▸ Material provided
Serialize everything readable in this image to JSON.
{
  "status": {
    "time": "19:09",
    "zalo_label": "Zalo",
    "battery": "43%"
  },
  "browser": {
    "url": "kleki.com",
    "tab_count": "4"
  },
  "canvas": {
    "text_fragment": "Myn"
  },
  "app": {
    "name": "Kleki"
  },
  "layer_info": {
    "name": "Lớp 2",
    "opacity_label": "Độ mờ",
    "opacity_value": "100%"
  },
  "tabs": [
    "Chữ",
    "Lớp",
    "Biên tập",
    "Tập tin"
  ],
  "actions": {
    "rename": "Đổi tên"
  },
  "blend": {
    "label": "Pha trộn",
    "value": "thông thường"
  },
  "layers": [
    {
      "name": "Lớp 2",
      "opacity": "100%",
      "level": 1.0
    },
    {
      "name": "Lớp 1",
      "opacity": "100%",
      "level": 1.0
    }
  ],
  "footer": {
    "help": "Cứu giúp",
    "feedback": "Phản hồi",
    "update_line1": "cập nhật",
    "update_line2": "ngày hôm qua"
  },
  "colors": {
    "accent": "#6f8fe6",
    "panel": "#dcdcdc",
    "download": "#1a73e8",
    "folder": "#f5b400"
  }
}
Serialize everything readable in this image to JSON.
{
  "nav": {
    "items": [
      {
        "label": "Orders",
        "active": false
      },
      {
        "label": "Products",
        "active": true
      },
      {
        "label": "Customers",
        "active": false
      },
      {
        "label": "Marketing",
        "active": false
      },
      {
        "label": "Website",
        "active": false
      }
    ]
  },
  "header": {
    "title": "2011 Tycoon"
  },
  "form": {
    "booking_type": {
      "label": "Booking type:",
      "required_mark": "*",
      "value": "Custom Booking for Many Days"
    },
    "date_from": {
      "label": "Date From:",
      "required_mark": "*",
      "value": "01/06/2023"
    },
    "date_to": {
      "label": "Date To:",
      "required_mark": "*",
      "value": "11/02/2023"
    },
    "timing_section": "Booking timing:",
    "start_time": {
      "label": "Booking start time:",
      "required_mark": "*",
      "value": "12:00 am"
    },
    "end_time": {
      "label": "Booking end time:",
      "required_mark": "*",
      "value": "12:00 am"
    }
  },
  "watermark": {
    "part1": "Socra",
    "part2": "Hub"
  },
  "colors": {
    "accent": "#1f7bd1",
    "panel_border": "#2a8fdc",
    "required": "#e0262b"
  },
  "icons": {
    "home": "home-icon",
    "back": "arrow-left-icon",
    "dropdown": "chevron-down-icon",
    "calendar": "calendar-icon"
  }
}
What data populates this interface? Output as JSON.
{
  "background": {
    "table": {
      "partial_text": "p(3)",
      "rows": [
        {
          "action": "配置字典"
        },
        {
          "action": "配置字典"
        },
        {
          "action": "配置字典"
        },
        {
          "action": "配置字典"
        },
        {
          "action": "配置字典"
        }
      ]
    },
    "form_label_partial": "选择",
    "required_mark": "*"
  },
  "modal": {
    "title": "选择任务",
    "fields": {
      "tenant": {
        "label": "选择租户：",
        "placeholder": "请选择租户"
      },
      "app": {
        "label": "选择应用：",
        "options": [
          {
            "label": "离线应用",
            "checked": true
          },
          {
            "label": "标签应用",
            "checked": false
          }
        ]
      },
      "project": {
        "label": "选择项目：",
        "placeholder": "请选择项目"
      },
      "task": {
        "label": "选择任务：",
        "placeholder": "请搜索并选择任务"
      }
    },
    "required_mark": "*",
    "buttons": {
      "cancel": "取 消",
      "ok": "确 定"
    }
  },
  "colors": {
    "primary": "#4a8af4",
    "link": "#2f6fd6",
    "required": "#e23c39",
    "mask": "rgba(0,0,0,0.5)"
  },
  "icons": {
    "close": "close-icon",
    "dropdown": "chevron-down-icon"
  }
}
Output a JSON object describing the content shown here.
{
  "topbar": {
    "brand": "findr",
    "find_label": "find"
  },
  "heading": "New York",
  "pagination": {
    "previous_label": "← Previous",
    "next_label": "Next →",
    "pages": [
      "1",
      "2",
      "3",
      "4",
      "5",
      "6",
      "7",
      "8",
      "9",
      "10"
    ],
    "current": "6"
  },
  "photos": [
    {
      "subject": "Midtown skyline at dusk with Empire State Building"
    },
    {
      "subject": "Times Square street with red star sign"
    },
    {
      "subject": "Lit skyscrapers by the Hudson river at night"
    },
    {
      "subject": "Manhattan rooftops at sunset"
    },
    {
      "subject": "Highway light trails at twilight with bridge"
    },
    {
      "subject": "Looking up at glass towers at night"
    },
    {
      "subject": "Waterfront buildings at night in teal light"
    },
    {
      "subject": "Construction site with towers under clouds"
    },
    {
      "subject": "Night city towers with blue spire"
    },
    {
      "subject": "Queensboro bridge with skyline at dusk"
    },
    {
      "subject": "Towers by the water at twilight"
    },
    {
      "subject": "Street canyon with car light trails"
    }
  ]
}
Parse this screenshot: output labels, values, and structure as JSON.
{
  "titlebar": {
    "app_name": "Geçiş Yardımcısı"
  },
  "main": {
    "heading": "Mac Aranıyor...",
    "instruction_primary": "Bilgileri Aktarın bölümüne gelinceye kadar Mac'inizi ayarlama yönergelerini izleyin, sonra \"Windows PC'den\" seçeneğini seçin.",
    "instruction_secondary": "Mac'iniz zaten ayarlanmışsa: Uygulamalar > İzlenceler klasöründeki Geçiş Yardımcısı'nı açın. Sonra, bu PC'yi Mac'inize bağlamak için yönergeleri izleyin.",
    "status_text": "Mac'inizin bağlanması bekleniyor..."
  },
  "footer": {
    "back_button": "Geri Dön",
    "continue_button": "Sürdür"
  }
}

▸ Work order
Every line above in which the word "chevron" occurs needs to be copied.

▸ Written reply
    "dropdown": "chevron-down-icon",
    "dropdown": "chevron-down-icon"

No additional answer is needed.